The FFV board is coming under increasing pressure to explain a controversial decision to agree to what it calls “a legal settlement” with former board member Aldrin De Zilva. The latter threatened legal action against it after the FFV Tribunal had banned him for two years over charges of misconduct related to abuse of a female referee at a junior match in 2014.
The board’s decision in October last year, to reach a settlement and apologise to De Zilva, was soon followed by the resignation of three female board members and the then acting FFV CEO Cathy Acocks.

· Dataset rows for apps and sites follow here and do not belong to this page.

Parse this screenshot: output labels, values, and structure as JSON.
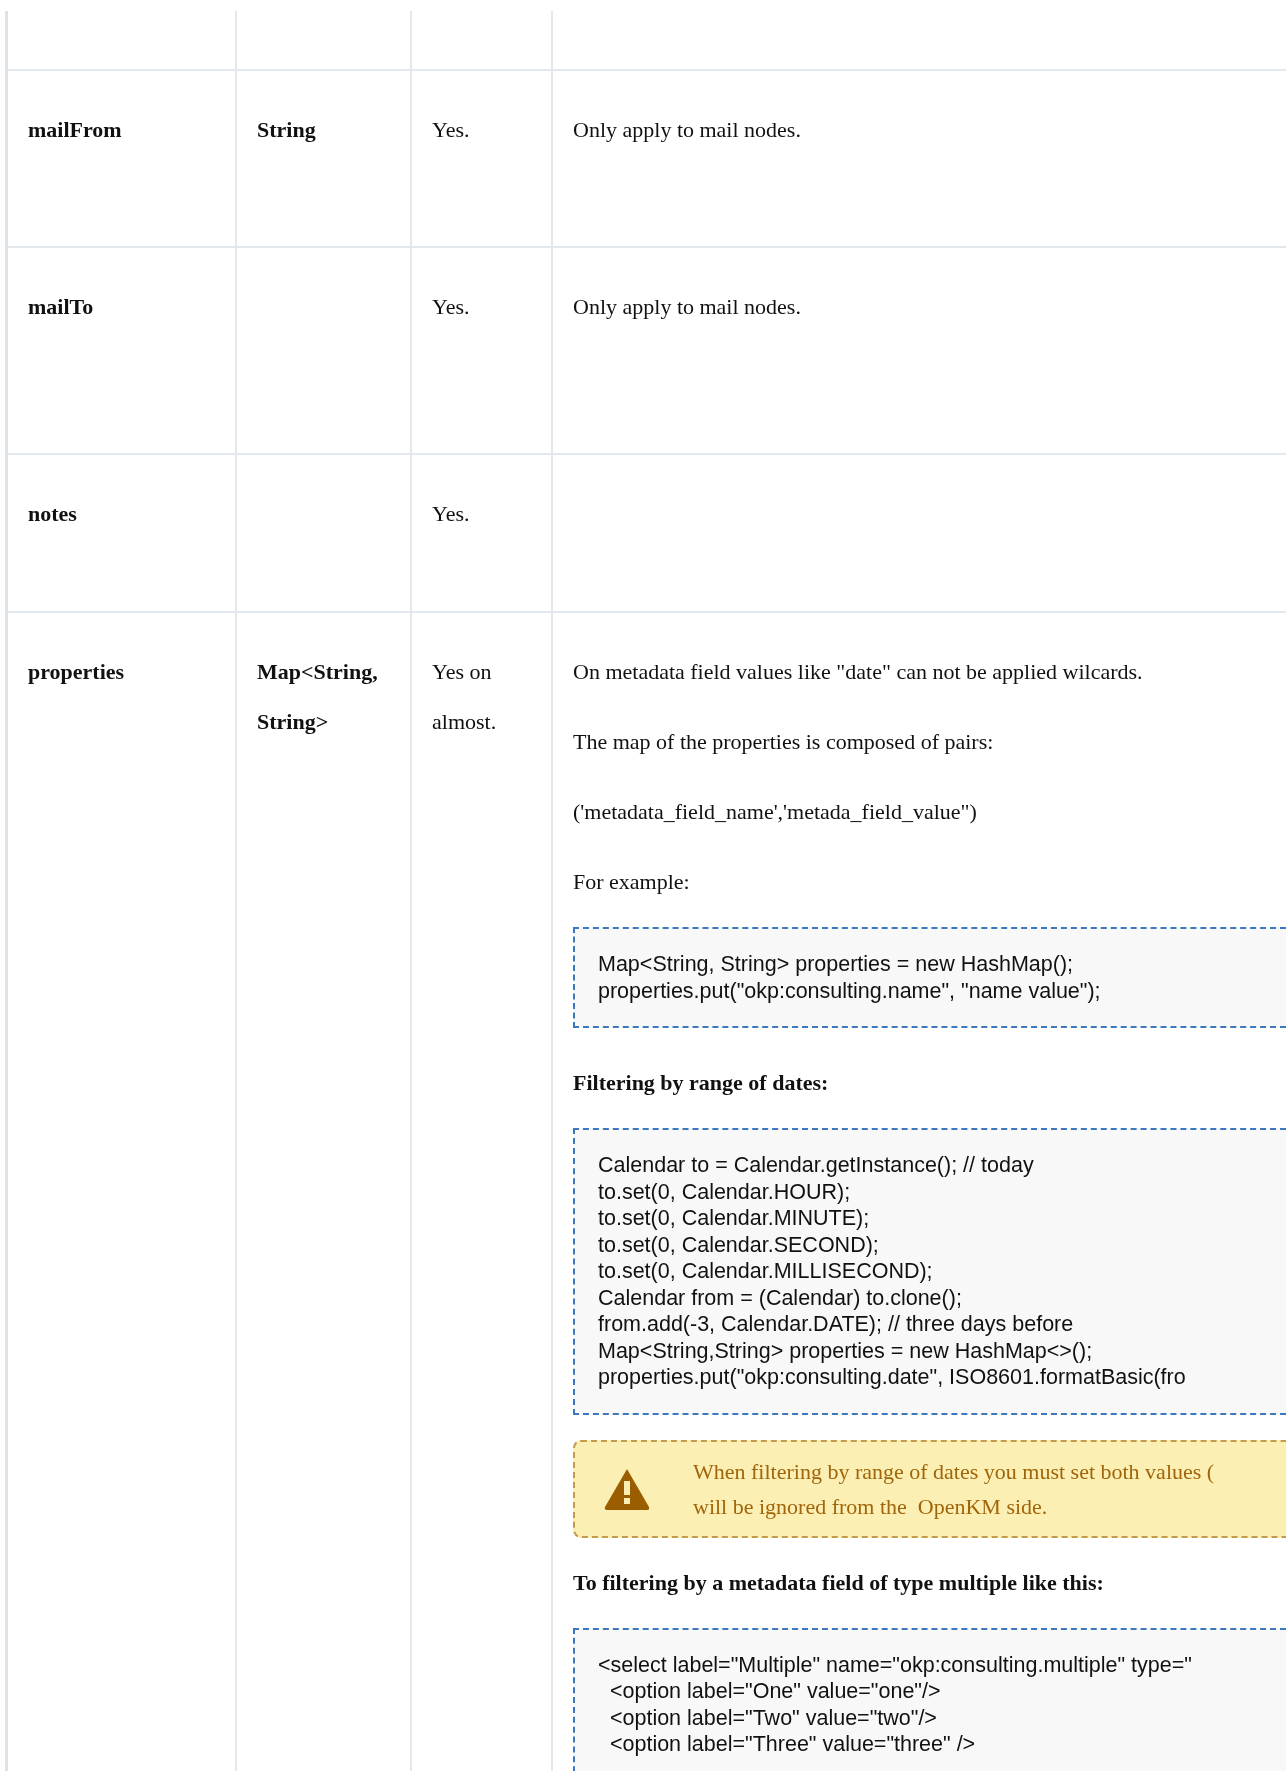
{
  "table": {
    "rows": [
      {
        "name": "mailFrom",
        "type": "String",
        "required": "Yes.",
        "description": [
          {
            "kind": "paragraph",
            "text": "Only apply to mail nodes."
          }
        ]
      },
      {
        "name": "mailTo",
        "required": "Yes.",
        "description": [
          {
            "kind": "paragraph",
            "text": "Only apply to mail nodes."
          }
        ]
      },
      {
        "name": "notes",
        "required": "Yes."
      },
      {
        "name": "properties",
        "type": "Map<String, String>",
        "required": "Yes on almost.",
        "description": [
          {
            "kind": "paragraph",
            "text": "On metadata field values like \"date\" can not be applied wilcards."
          },
          {
            "kind": "paragraph",
            "text": "The map of the properties is composed of pairs:"
          },
          {
            "kind": "paragraph",
            "text": "('metadata_field_name','metada_field_value\")"
          },
          {
            "kind": "paragraph",
            "text": "For example:"
          },
          {
            "kind": "code",
            "lines": [
              "Map<String, String> properties = new HashMap();",
              "properties.put(\"okp:consulting.name\", \"name value\");"
            ]
          },
          {
            "kind": "heading",
            "text": "Filtering by range of dates:"
          },
          {
            "kind": "code",
            "lines": [
              "Calendar to = Calendar.getInstance(); // today",
              "to.set(0, Calendar.HOUR);",
              "to.set(0, Calendar.MINUTE);",
              "to.set(0, Calendar.SECOND);",
              "to.set(0, Calendar.MILLISECOND);",
              "Calendar from = (Calendar) to.clone();",
              "from.add(-3, Calendar.DATE); // three days before",
              "Map<String,String> properties = new HashMap<>();",
              "properties.put(\"okp:consulting.date\", ISO8601.formatBasic(fro"
            ]
          },
          {
            "kind": "warning",
            "lines": [
              "When filtering by range of dates you must set both values (",
              "will be ignored from the  OpenKM side."
            ]
          },
          {
            "kind": "heading",
            "text": "To filtering by a metadata field of type multiple like this:"
          },
          {
            "kind": "code",
            "lines": [
              "<select label=\"Multiple\" name=\"okp:consulting.multiple\" type=\"",
              "  <option label=\"One\" value=\"one\"/>",
              "  <option label=\"Two\" value=\"two\"/>",
              "  <option label=\"Three\" value=\"three\" />"
            ]
          }
        ]
      }
    ]
  }
}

It’s also been reported recently in the Weekend Australian that several sports lawyers have since boycotted the FFV Disciplinary and Appeals tribunal, by withdrawing their voluntary services on the board, taking a stand against what some consider interference in the Tribunal’s independence.
Two of the female board members who resigned last year, confirmed in a joint statement to the Weekend Australian that they resigned over FFV board’s interference in the De Zilva case, whilst acting CEO at the time, Acocks, also said her resignation was due to the board’s decision on a tribunal matter.

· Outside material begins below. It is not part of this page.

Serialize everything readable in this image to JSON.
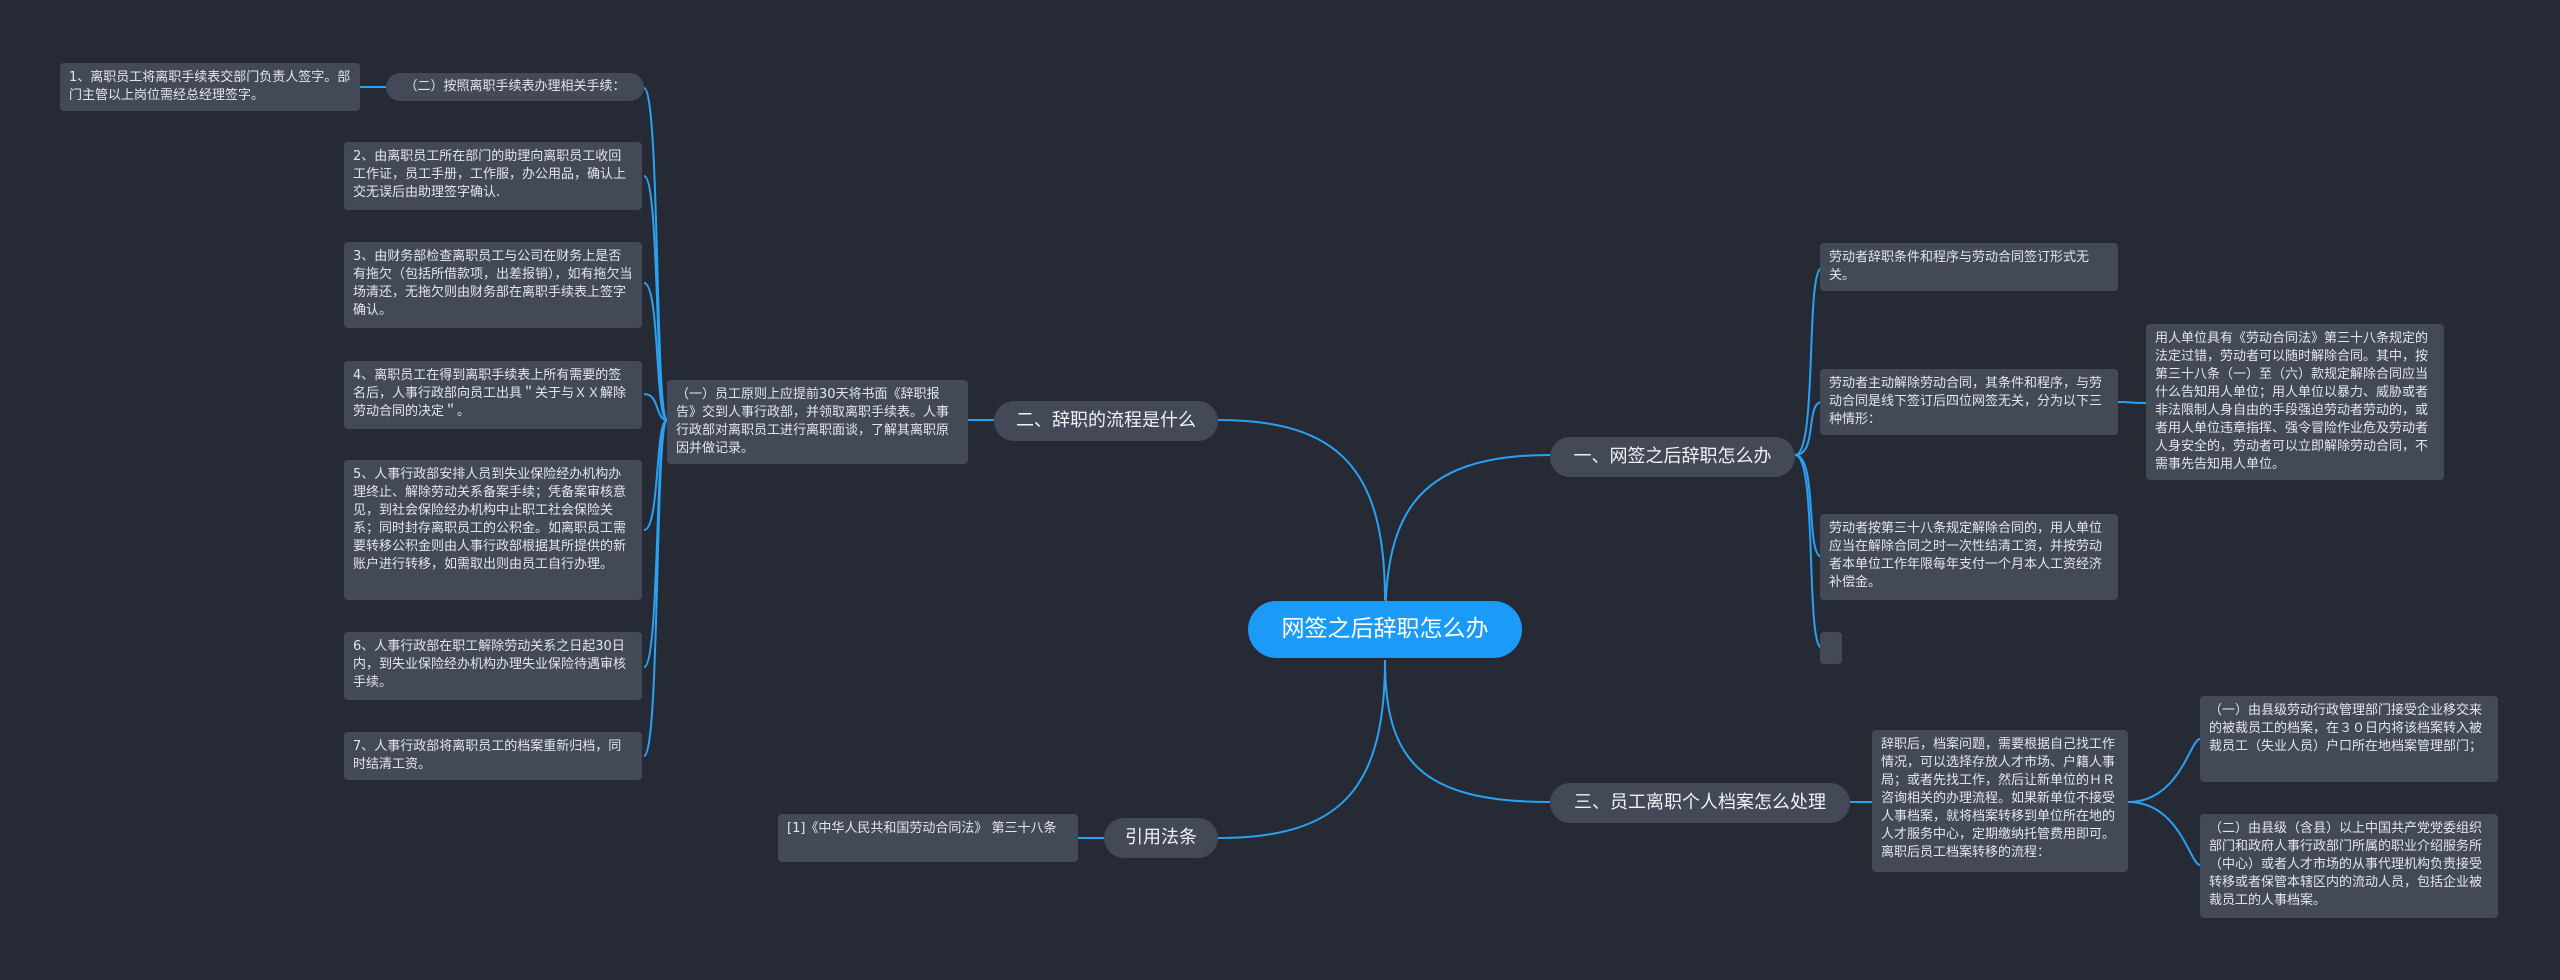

According to the recent Weekend Australian report, FFV president Kimon Taliadoros denied the tribunal decision was overturned saying that the board instead reached a settlement with De Zilva after he threatened legal action.
The FFV has released a statement relating to the matter which says: “This legal settlement fell within the ambit of the powers of the FFV board and was made with the best interest of the game.”
The FFV has also published a copy of the letter sent from Taliodoros to De Zilva apologising to him on behalf of the FFV and notifying him of the board’s decision to render the original tribunal finding against De Zilva null and void, on the grounds of a lack of procedural fairness. However, the FFV board may need to explain its actions in greater detail particularly if the FFA decides to investigate the matter.